▸ WORK TASK: Only the number is wanted: tally the lines below that contain the word "История".

▸ EXTRACTED DATA:
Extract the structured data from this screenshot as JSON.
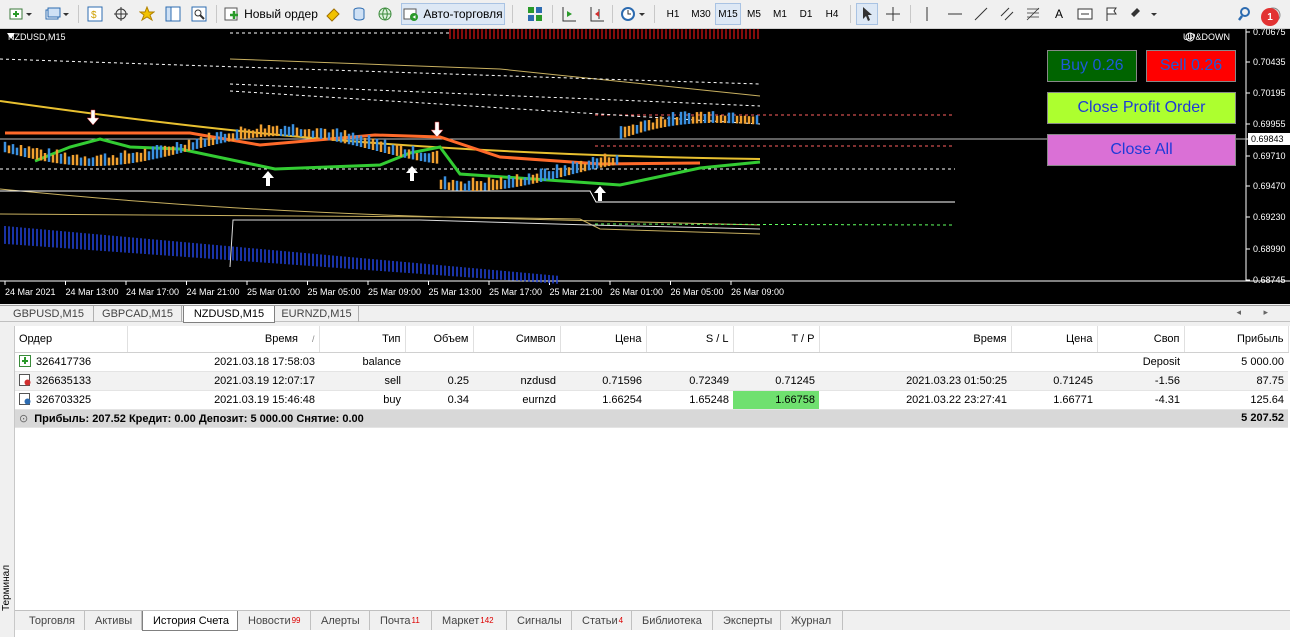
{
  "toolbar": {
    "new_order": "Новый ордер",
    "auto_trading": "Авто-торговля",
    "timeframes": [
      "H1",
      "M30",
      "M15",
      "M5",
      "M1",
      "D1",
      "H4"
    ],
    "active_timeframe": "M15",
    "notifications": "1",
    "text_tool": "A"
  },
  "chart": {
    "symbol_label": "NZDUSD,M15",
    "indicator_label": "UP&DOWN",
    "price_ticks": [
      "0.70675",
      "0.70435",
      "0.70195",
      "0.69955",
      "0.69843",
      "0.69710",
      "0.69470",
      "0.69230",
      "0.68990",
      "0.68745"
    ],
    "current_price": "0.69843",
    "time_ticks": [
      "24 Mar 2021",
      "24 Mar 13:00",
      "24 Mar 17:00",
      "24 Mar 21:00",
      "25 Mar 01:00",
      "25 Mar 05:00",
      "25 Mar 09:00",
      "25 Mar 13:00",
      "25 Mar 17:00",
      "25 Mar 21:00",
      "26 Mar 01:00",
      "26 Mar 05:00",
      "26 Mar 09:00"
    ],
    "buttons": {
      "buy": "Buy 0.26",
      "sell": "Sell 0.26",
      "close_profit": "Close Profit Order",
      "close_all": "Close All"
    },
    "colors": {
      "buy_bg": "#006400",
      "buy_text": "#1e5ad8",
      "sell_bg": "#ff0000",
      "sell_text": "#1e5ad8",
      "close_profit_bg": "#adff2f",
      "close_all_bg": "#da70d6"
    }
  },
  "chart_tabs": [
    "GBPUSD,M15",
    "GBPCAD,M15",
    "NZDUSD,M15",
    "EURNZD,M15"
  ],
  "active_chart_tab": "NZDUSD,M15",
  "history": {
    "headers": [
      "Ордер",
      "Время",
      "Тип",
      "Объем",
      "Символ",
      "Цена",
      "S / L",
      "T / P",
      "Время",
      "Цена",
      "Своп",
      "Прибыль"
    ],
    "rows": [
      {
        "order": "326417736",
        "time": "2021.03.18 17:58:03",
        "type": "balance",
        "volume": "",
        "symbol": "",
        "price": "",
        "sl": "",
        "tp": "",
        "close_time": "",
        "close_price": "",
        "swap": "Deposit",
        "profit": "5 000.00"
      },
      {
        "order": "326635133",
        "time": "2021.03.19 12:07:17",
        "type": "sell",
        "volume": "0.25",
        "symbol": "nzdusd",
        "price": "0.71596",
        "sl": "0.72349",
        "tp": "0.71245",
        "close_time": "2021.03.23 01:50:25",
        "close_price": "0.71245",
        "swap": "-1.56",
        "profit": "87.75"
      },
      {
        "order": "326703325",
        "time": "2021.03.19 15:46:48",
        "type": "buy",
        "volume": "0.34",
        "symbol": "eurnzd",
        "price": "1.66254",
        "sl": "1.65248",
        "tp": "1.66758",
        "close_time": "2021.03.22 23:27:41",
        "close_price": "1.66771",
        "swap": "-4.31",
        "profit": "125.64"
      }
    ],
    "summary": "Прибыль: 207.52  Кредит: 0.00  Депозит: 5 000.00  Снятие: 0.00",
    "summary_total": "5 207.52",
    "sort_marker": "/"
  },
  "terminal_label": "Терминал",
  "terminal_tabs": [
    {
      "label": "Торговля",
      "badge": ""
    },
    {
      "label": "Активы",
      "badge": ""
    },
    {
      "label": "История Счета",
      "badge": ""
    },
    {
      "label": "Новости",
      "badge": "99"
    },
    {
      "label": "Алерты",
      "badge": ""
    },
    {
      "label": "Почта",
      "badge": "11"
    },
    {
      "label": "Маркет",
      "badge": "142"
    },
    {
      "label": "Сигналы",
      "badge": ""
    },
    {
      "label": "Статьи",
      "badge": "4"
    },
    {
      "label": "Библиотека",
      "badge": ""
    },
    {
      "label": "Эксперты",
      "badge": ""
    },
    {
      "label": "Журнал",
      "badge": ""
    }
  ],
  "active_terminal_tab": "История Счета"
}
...
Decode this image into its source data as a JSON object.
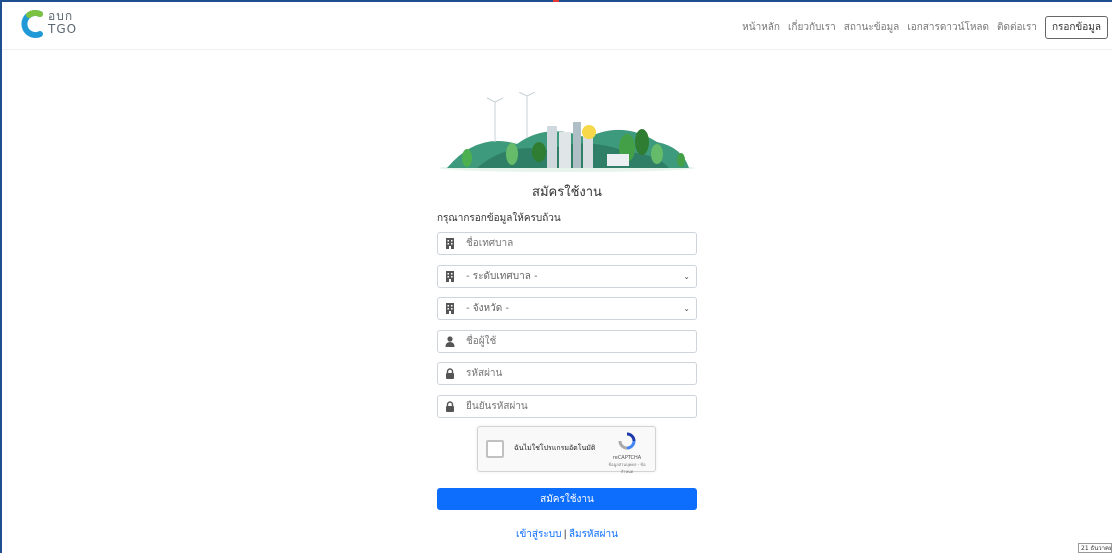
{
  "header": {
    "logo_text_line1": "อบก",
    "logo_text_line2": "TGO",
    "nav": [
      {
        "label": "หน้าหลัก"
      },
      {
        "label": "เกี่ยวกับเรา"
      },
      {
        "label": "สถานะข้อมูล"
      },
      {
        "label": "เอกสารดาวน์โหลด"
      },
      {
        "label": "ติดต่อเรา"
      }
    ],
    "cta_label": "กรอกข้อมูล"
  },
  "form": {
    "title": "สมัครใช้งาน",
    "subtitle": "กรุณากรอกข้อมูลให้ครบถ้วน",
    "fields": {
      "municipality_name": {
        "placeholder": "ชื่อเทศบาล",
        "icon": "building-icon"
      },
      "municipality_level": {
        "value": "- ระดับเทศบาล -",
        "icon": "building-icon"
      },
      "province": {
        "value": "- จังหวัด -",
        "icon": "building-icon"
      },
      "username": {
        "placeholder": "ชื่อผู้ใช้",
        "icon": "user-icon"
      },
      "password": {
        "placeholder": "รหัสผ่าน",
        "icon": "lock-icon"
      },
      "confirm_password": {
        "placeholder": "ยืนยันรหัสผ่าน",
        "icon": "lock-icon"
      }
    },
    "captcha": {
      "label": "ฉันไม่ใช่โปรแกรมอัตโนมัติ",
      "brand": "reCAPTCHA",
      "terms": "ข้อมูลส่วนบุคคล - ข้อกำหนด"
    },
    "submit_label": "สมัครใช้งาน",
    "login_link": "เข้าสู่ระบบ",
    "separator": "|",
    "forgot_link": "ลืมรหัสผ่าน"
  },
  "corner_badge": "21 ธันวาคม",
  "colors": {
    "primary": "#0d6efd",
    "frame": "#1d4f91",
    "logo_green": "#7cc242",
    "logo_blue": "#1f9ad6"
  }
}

▸ THE ANSWER: 2